“Grief is subversive, undermining the quiet agreement to behave and be in control of our emotions. It is an act of protest that declares our refusal to live numb and small. There is something feral about grief, something essentially outside the ordained and sanctioned behaviors of our culture. Because of that, grief is necessary to the vitality of the soul. Contrary to our fears, grief is suffused with life-force…. It is not a state of deadness or emotional flatness. Grief is alive, wild, untamed and cannot be domesticated. It resists the demands to remain passive and still. We move in jangled, unsettled, and riotous ways when grief takes hold of us. It is truly an emotion that rises from the soul.”

Francis Weller

Someone drew the writer’s attention to this quotation yesterday (and thanks to Jewels Wingfield for posting it). She found it very helpful – and wholeheartedly agrees with it. Cultural pressures to hurry up and tidy away grief are immense, so we can slot back into ‘normality’, numbness and our place in the machine.

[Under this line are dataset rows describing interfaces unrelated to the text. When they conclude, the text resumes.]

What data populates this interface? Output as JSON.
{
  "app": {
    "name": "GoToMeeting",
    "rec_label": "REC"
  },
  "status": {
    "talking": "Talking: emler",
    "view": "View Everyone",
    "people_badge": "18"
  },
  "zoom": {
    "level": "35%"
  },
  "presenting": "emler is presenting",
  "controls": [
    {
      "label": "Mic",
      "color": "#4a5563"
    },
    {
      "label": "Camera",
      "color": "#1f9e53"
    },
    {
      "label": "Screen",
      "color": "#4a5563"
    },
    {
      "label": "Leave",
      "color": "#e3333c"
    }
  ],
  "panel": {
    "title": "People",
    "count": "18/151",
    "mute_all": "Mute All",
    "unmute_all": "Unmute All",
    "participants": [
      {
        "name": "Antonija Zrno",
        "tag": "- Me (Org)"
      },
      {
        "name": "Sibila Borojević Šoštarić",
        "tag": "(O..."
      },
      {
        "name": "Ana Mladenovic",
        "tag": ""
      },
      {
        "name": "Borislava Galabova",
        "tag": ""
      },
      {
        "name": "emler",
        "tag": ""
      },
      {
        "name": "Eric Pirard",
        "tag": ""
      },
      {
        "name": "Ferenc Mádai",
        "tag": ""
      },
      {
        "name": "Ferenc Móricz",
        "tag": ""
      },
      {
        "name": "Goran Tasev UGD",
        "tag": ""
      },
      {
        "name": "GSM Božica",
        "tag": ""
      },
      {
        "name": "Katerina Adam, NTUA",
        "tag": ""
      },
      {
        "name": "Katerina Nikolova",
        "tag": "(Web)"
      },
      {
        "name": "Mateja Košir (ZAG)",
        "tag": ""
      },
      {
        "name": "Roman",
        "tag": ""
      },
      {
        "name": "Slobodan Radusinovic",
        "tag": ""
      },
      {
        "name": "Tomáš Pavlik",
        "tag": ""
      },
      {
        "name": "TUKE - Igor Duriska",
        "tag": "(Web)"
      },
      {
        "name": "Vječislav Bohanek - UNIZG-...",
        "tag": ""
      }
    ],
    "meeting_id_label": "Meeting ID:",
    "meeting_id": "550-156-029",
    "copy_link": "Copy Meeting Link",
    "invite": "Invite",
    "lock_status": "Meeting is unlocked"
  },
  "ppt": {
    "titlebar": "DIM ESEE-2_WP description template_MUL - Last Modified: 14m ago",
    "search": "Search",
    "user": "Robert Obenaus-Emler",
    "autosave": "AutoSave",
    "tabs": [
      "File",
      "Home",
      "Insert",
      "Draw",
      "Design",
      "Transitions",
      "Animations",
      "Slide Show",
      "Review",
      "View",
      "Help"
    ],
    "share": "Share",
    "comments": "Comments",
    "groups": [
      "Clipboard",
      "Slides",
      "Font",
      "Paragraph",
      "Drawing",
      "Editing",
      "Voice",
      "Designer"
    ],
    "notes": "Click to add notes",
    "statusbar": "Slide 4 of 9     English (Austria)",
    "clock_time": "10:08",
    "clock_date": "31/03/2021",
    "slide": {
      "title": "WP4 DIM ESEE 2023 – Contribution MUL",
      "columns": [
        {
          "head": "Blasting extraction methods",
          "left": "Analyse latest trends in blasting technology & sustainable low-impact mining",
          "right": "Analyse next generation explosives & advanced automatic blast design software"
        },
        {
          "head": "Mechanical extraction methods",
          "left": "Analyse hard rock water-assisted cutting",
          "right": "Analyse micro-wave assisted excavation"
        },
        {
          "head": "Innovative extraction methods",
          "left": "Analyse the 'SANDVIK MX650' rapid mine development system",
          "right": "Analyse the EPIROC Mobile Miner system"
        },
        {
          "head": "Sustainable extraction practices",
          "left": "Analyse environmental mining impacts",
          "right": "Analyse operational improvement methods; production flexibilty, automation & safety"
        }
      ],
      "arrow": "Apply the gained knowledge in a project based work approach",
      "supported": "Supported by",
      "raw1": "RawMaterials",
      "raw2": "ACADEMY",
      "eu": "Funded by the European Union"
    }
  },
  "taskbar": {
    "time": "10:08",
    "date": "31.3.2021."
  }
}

And the reality is, whatever our personal circumstances may be, there is a huge amount to grieve in the world at the moment, just as there is a huge amount to be grateful for. For the writer, grief and gratitude are the living breath of love, and essential daily practices which support everything else. And love is always subversive….

Palace Gate Counselling Service, Exeter

Counselling Exeter since 1994

Posted in creativity, cultural questions, Disconnection, emotions, empowerment, Francis Weller, gratitude, grief, loss, love, meaning, non-conforming, perception, political, power and powerlessness, presence, rewilding, vulnerability | Tagged , , , , , , , , , , , , , , , , , , , , , , , , , , , , , , , , , , , , , , , , , , , | Leave a comment